• Only start breeding 4-6 weeks (or later) after the spider molted. If the female molts between pairing and cocoon, the eggs will remain unfertilized.
• Make sure the female is well-fed (not obese) before you introduce the male.
• Make both humidity and temperature drop to minima as shown above for 3 months.
• 2-3 months after mating the female will retreat in her burrow.
• 3-4 months after mating, from the moment you’re reaching higher temperatures and humidity, the female will start making the cocoon. Deprive the cocoon, when desired, 5 weeks later. Store the eggs at a humidity of 80-90% and a temperature of 24-27°C. Expect 50-100 spiderlings to come out.
Tibial apophyses: Yes.
IV. DID YOU KNOW…
• Spiders from the genera Xenesthis and Pamphobeteus are easily distinguished by the size of their scopula pads on leg 4?
• Mature males Xenesthis immanis are more colorful?
• You often read Xenesthis immansis, but that’s wrong. Xenesthis immanis is the correct scientific name.
• Pocock actually meant the femoral brushing when he wrote that “Xenesthis spp. show a larger scopula pad on the inner side of the fourth leg’s femur.” Don’t confuse this citate with the fact both genera differ from each other in the presence of the scopula pads on the metatarsi of the fourth leg pair.

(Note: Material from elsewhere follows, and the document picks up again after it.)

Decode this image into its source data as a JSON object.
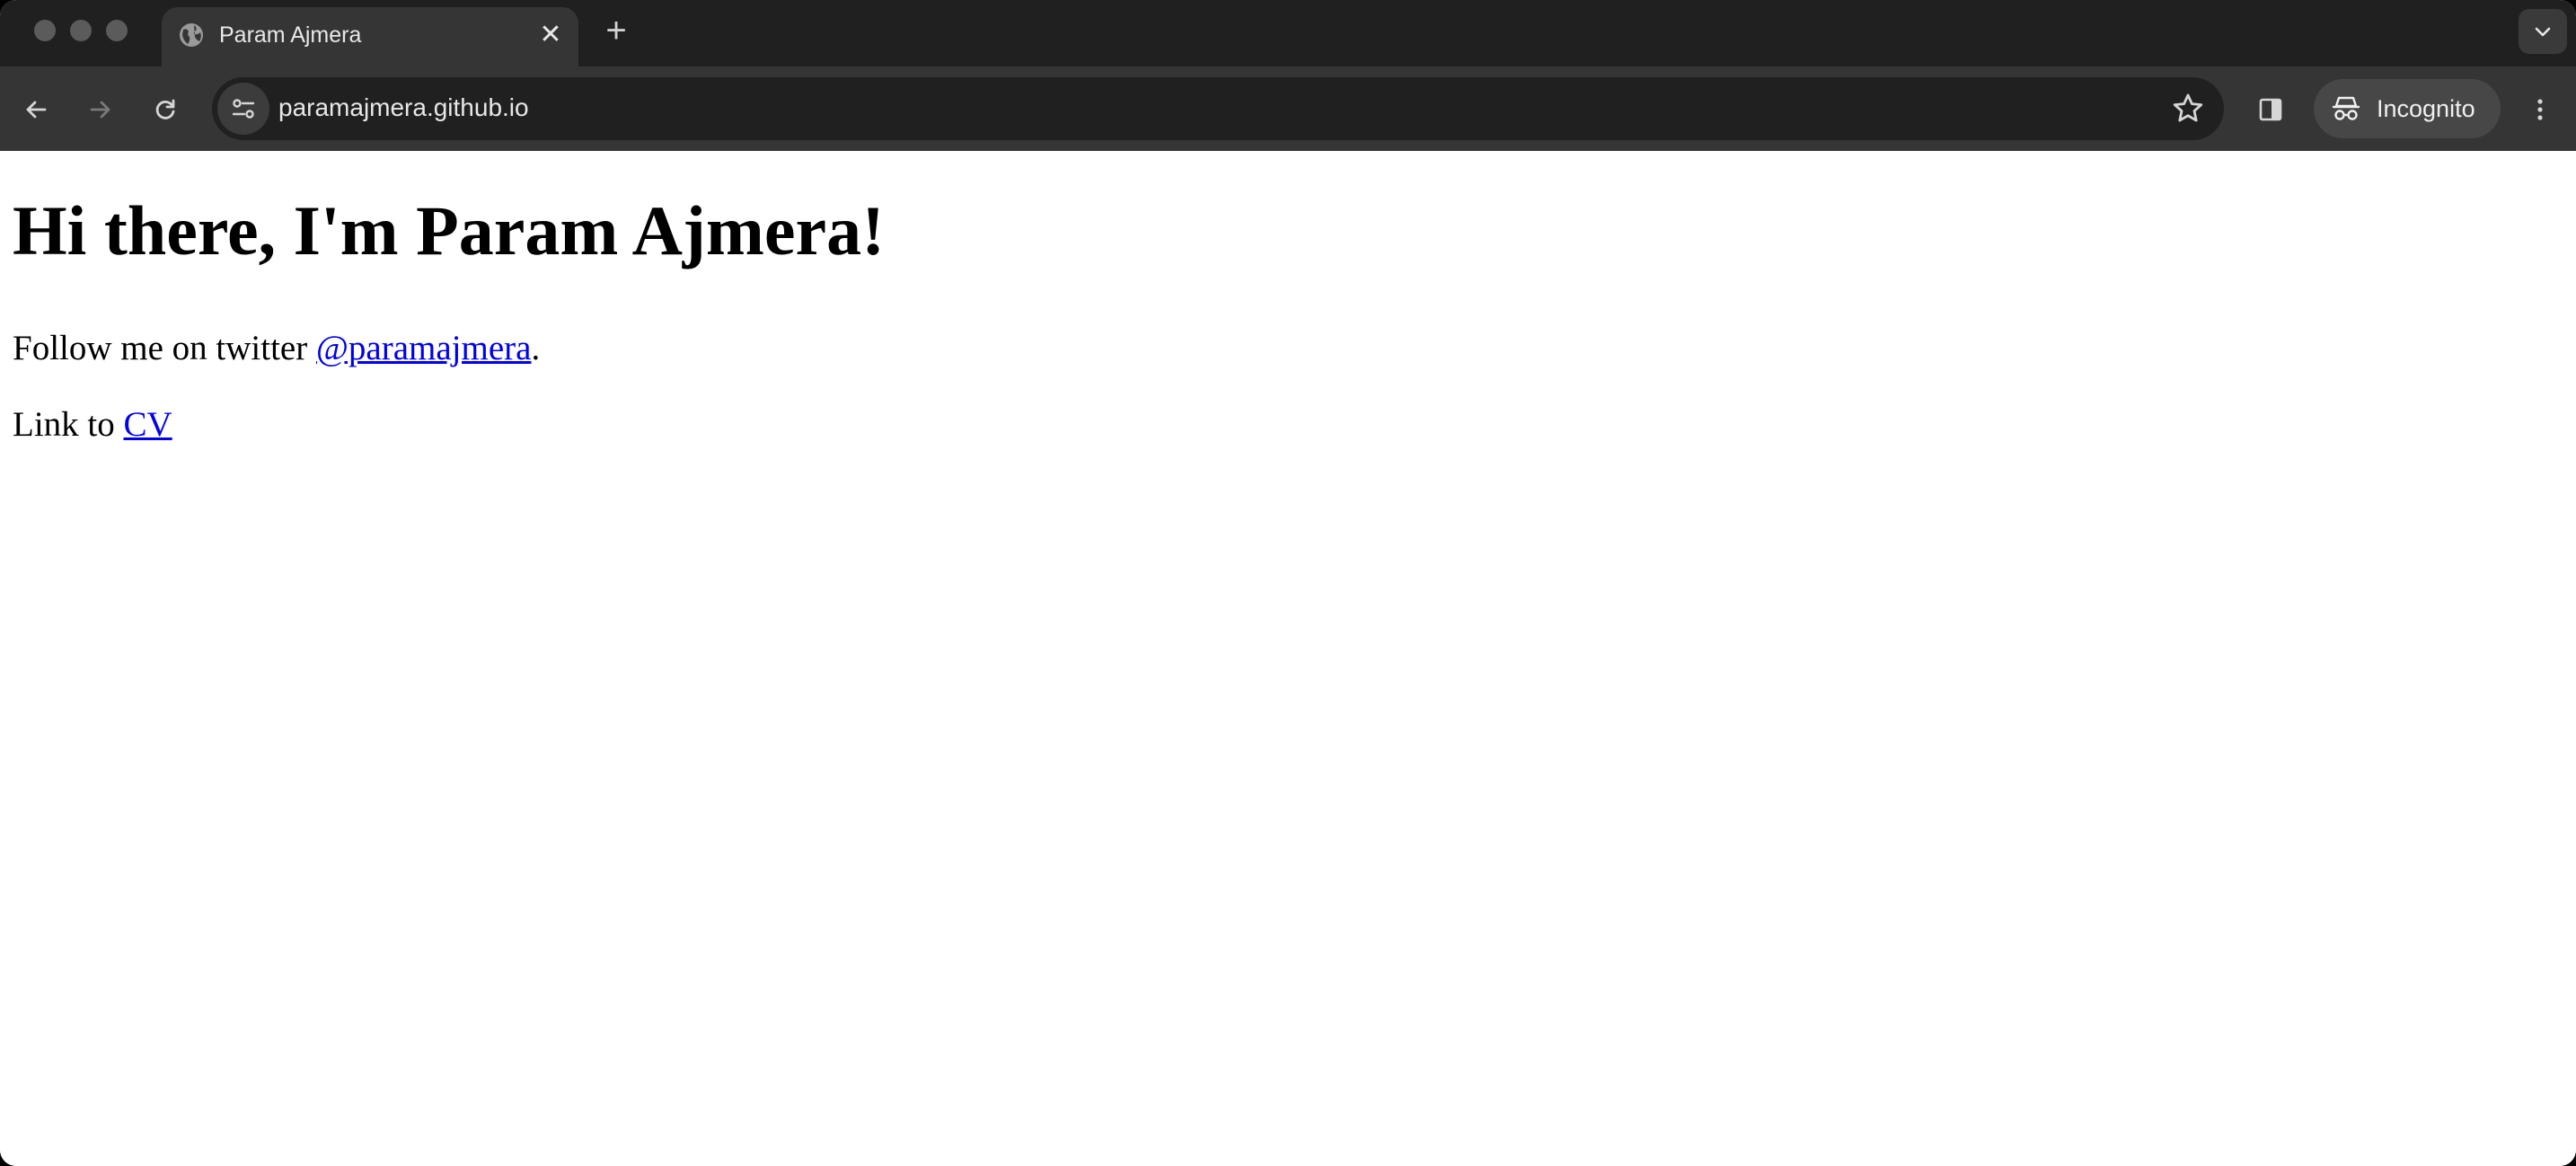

• Xenesthis immanis shows up in stories about the remarkable symbiosis with a Microhylid frog, Chiasmocleis ventrimaculata? In 2002 however, Csakany corrected it to be a spider of the genus Pamphobeteus (read more).